▼

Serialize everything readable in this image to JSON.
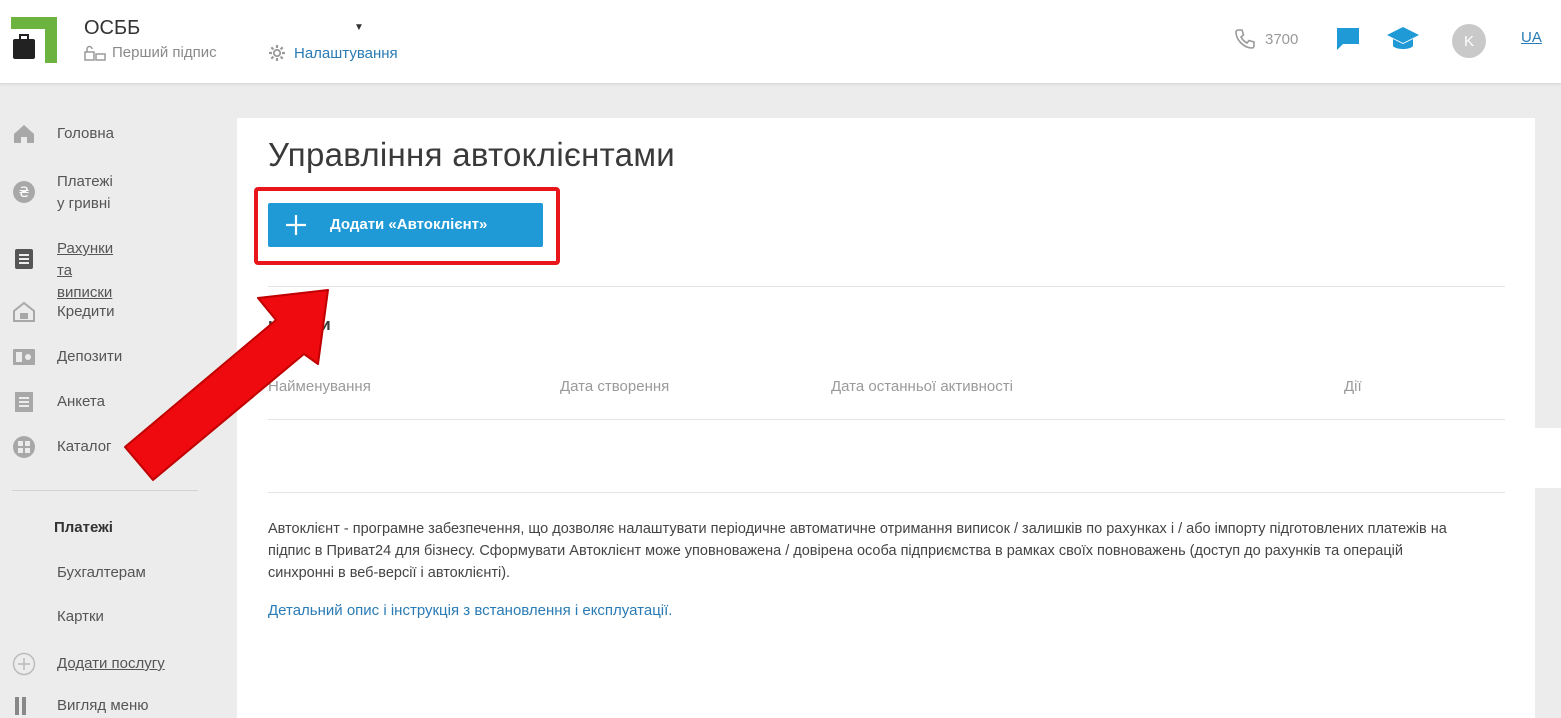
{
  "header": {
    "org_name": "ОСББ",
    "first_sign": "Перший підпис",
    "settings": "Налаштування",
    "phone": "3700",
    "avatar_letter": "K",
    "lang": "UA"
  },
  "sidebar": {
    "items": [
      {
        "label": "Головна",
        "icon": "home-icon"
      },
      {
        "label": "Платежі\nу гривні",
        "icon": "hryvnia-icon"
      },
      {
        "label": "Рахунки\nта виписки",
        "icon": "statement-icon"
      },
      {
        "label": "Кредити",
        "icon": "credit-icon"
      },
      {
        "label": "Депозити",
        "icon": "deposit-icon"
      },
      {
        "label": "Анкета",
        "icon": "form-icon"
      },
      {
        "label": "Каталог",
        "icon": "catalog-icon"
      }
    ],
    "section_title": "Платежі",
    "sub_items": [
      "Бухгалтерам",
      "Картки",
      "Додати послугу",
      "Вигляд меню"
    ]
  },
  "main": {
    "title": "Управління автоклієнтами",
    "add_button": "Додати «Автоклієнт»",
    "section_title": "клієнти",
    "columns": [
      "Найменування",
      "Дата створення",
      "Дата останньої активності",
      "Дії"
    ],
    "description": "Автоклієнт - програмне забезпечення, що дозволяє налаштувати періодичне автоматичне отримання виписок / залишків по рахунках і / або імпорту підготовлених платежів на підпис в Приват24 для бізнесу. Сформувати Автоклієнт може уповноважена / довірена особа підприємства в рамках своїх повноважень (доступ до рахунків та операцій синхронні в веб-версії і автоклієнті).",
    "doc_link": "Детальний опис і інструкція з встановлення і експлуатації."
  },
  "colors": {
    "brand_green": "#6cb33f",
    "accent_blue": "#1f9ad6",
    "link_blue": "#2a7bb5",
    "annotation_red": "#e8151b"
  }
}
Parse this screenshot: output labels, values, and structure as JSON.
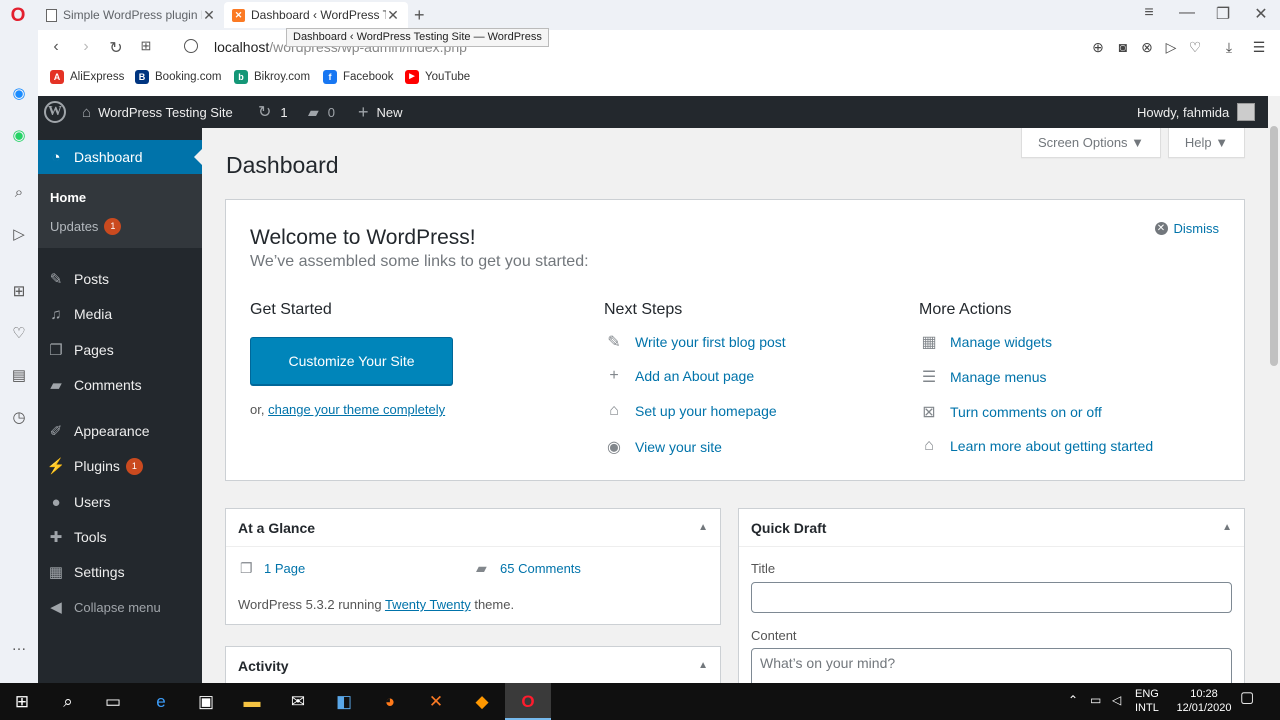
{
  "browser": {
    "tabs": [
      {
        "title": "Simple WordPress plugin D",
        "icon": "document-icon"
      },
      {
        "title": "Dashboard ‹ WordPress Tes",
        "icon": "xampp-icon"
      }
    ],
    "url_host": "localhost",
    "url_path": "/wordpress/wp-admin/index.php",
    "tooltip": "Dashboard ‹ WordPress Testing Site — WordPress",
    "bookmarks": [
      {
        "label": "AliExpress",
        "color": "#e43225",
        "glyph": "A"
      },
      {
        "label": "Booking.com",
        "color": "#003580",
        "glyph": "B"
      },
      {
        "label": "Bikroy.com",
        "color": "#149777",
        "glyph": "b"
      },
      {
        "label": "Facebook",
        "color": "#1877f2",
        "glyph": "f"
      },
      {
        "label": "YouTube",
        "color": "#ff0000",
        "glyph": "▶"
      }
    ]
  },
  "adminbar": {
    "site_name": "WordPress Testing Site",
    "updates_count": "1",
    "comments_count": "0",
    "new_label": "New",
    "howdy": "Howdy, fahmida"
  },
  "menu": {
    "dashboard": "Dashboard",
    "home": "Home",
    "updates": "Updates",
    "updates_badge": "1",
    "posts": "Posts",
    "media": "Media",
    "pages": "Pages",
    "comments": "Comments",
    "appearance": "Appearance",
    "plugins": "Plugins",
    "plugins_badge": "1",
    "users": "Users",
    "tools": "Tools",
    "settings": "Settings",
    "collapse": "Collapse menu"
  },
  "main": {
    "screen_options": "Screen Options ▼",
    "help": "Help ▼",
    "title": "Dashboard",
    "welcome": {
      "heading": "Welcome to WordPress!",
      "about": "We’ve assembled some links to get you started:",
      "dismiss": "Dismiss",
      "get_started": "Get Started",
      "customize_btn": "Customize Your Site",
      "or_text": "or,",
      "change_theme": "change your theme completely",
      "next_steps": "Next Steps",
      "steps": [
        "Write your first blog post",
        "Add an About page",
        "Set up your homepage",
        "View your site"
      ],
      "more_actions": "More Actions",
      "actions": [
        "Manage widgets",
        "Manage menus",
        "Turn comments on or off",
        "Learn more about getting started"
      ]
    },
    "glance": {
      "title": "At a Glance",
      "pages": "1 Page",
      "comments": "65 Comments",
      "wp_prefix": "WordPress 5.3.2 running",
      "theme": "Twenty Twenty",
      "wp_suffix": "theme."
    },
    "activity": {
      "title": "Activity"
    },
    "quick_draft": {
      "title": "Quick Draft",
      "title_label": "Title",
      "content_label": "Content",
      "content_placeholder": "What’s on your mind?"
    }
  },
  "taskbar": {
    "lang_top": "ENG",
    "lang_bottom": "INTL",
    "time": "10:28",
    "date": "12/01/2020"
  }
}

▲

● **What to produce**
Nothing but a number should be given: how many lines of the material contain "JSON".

● **Problem solution**
2